▶ Aim of the task
All lines of the material must be output verbatim.

▶ Extracted entries
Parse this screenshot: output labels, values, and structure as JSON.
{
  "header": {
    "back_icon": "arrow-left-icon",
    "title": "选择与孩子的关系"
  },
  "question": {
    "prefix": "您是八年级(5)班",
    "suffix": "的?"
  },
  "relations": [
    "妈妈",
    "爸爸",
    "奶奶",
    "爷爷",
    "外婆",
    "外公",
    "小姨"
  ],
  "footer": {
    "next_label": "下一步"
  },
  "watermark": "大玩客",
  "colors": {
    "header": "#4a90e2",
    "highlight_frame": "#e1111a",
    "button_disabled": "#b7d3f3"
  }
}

▶ Reply to the task
Parse this screenshot: output labels, values, and structure as JSON.
{
  "header": {
    "back_icon": "arrow-left-icon",
    "title": "选择与孩子的关系"
  },
  "question": {
    "prefix": "您是八年级(5)班",
    "suffix": "的?"
  },
  "relations": [
    "妈妈",
    "爸爸",
    "奶奶",
    "爷爷",
    "外婆",
    "外公",
    "小姨"
  ],
  "footer": {
    "next_label": "下一步"
  },
  "watermark": "大玩客",
  "colors": {
    "header": "#4a90e2",
    "highlight_frame": "#e1111a",
    "button_disabled": "#b7d3f3"
  }
}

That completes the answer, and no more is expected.